Traditionally on Thanksgiving I write about our lives being too full, like our Thanksgiving plate. And, that if we fill our Thanksgiving plate with foods to please everyone else, we won’t have room to eat the foods that we love. This results in us leaving our Thanksgiving meals unsatisfied and unfulfilled… and then later eating more pie then we need. Point being, if you want a balanced fulfilling life it is important to make room for the sweet potatoes (or whatever your fav Thanksgiving Day food of choice is.)
This year as I’ve worked as a Productivity Coach, I’ve observed this trend of not making room for the things that matter:
- We put our own passion projects on the back burner
- We spend too much time making unimportant things perfect
- We don’t know how to even begin to relax
Make Time for the Satisfying Work
Do you have a “passion project” you never get to? Or even a work project that you’d enjoy doing but everyone else’s priorities, daily meetings and email, and the business-of-business keep you from doing what interests and inspires you?
You are not the only one. There is a way to fix this. You need to plan doing your project. Plan to prioritize it. Plan to work on it. Plan by breaking it into small manageable parts and then plan to do it by putting it on your list. And not the Sooner or Later list but the Important and Hot lists. Working on it a little at a time will get it done.
Let Go of Perfect

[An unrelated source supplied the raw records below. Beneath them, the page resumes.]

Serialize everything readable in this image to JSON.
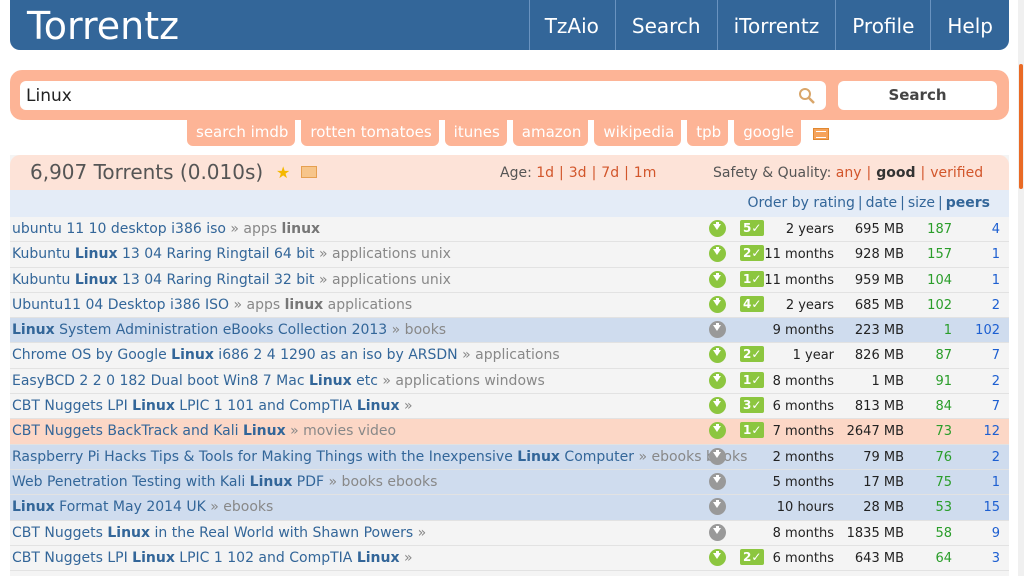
{
  "brand": "Torrentz",
  "nav": [
    "TzAio",
    "Search",
    "iTorrentz",
    "Profile",
    "Help"
  ],
  "search": {
    "value": "Linux",
    "button": "Search"
  },
  "external_links": [
    "search imdb",
    "rotten tomatoes",
    "itunes",
    "amazon",
    "wikipedia",
    "tpb",
    "google"
  ],
  "results_head": {
    "count": "6,907 Torrents (0.010s)",
    "age_label": "Age:",
    "age_options": [
      "1d",
      "3d",
      "7d",
      "1m"
    ],
    "safety_label": "Safety & Quality:",
    "safety_any": "any",
    "safety_good": "good",
    "safety_verified": "verified"
  },
  "order": {
    "label": "Order by",
    "rating": "rating",
    "date": "date",
    "size": "size",
    "peers": "peers"
  },
  "rows": [
    {
      "t1": "ubuntu 11 10 desktop i386 iso",
      "cat": " » apps ",
      "cb": "linux",
      "ce": "",
      "style": "",
      "dl": "green",
      "votes": "5",
      "age": "2 years",
      "size": "695 MB",
      "seeds": "187",
      "peers": "4"
    },
    {
      "t1": "Kubuntu ",
      "tb": "Linux",
      "t2": " 13 04 Raring Ringtail 64 bit",
      "cat": " » applications unix",
      "style": "",
      "dl": "green",
      "votes": "2",
      "age": "11 months",
      "size": "928 MB",
      "seeds": "157",
      "peers": "1"
    },
    {
      "t1": "Kubuntu ",
      "tb": "Linux",
      "t2": " 13 04 Raring Ringtail 32 bit",
      "cat": " » applications unix",
      "style": "",
      "dl": "green",
      "votes": "1",
      "age": "11 months",
      "size": "959 MB",
      "seeds": "104",
      "peers": "1"
    },
    {
      "t1": "Ubuntu11 04 Desktop i386 ISO",
      "cat": " » apps ",
      "cb": "linux",
      "ce": " applications",
      "style": "",
      "dl": "green",
      "votes": "4",
      "age": "2 years",
      "size": "685 MB",
      "seeds": "102",
      "peers": "2"
    },
    {
      "tb0": "Linux",
      "t1": " System Administration eBooks Collection 2013",
      "cat": " » books",
      "style": "blue",
      "dl": "grey",
      "votes": "",
      "age": "9 months",
      "size": "223 MB",
      "seeds": "1",
      "peers": "102"
    },
    {
      "t1": "Chrome OS by Google ",
      "tb": "Linux",
      "t2": " i686 2 4 1290 as an iso by ARSDN",
      "cat": " » applications",
      "style": "",
      "dl": "green",
      "votes": "2",
      "age": "1 year",
      "size": "826 MB",
      "seeds": "87",
      "peers": "7"
    },
    {
      "t1": "EasyBCD 2 2 0 182 Dual boot Win8 7 Mac ",
      "tb": "Linux",
      "t2": " etc",
      "cat": " » applications windows",
      "style": "",
      "dl": "green",
      "votes": "1",
      "age": "8 months",
      "size": "1 MB",
      "seeds": "91",
      "peers": "2"
    },
    {
      "t1": "CBT Nuggets LPI ",
      "tb": "Linux",
      "t2": " LPIC 1 101 and CompTIA ",
      "tb2": "Linux",
      "cat": " »",
      "style": "",
      "dl": "green",
      "votes": "3",
      "age": "6 months",
      "size": "813 MB",
      "seeds": "84",
      "peers": "7"
    },
    {
      "t1": "CBT Nuggets BackTrack and Kali ",
      "tb": "Linux",
      "cat": " » movies video",
      "style": "orange",
      "dl": "green",
      "votes": "1",
      "age": "7 months",
      "size": "2647 MB",
      "seeds": "73",
      "peers": "12"
    },
    {
      "t1": "Raspberry Pi Hacks Tips & Tools for Making Things with the Inexpensive ",
      "tb": "Linux",
      "t2": " Computer",
      "cat": " » ebooks books",
      "style": "blue",
      "dl": "grey",
      "votes": "",
      "age": "2 months",
      "size": "79 MB",
      "seeds": "76",
      "peers": "2"
    },
    {
      "t1": "Web Penetration Testing with Kali ",
      "tb": "Linux",
      "t2": " PDF",
      "cat": " » books ebooks",
      "style": "blue",
      "dl": "grey",
      "votes": "",
      "age": "5 months",
      "size": "17 MB",
      "seeds": "75",
      "peers": "1"
    },
    {
      "tb0": "Linux",
      "t1": " Format May 2014 UK",
      "cat": " » ebooks",
      "style": "blue",
      "dl": "grey",
      "votes": "",
      "age": "10 hours",
      "size": "28 MB",
      "seeds": "53",
      "peers": "15"
    },
    {
      "t1": "CBT Nuggets ",
      "tb": "Linux",
      "t2": " in the Real World with Shawn Powers",
      "cat": " »",
      "style": "",
      "dl": "grey",
      "votes": "",
      "age": "8 months",
      "size": "1835 MB",
      "seeds": "58",
      "peers": "9"
    },
    {
      "t1": "CBT Nuggets LPI ",
      "tb": "Linux",
      "t2": " LPIC 1 102 and CompTIA ",
      "tb2": "Linux",
      "cat": " »",
      "style": "",
      "dl": "green",
      "votes": "2",
      "age": "6 months",
      "size": "643 MB",
      "seeds": "64",
      "peers": "3"
    }
  ],
  "colors": {
    "header_blue": "#336699",
    "salmon": "#fdb496",
    "seed_green": "#2a9d2a",
    "peer_blue": "#1d5fd1",
    "link_orange": "#d2562b"
  }
}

Do you seem to take longer than everyone else to finish tasks? Do you hesitate to send out work because it may not be good enough? Do you keep working on something because you worry that others will judge you for it not being perfect? Newsflash! Not everything has to be done perfectly. Does Apple and Microsoft release software updates that aren’t perfect? Of course, they do – and that’s how they keep moving forward. I’m not asking you to be comfortable doing mediocre work. Nor am I suggesting that if you have something really important that you don’t give it your best. I am suggesting that most of the time very good is sufficient and that the difference between very good and perfect isn’t notable enough for the time investment. The 80/20 rule applies. You get to very good in 20% of the time. Perfect takes you another 80%. (Read more about the Pareto Principle in my How To Manage Time Better blog post.)
Learn to Relax
Excessive busy-ness is no longer looked upon as a good thing. And I’m hoping that our work-cultures are moving towards eliminating the frenzied activity that causes burnout. Now what? My clients tell me they have no idea how to relax. Months into the pandemic and the extra time we’ve gained not commuting has been absorbed like a Bounty paper towel. It’s sucked up and it’s gone. Not traveling, limiting social visits, shopping virtually…and we still don’t have time to relax. What does relax mean? Another exercise class, reading more, watching more, cooking more? If this helps you to decompress then do it. But for many, these tasks are simply personal to-do list items, done for outcome and not pleasure. What gives you pleasure? What gives you joy? What helps you to slow and appreciate what you have? As the saying goes, we are human BE-ings, not human DO-ings. Can you identify one act of “BE-ing” that helps you relax? (I think bubble bath!)
At this time of Thanksgiving, even in this crazy time, there is so much to be grateful for. I wish for you new perspective and peace as you learn to put things that satisfy on your plate.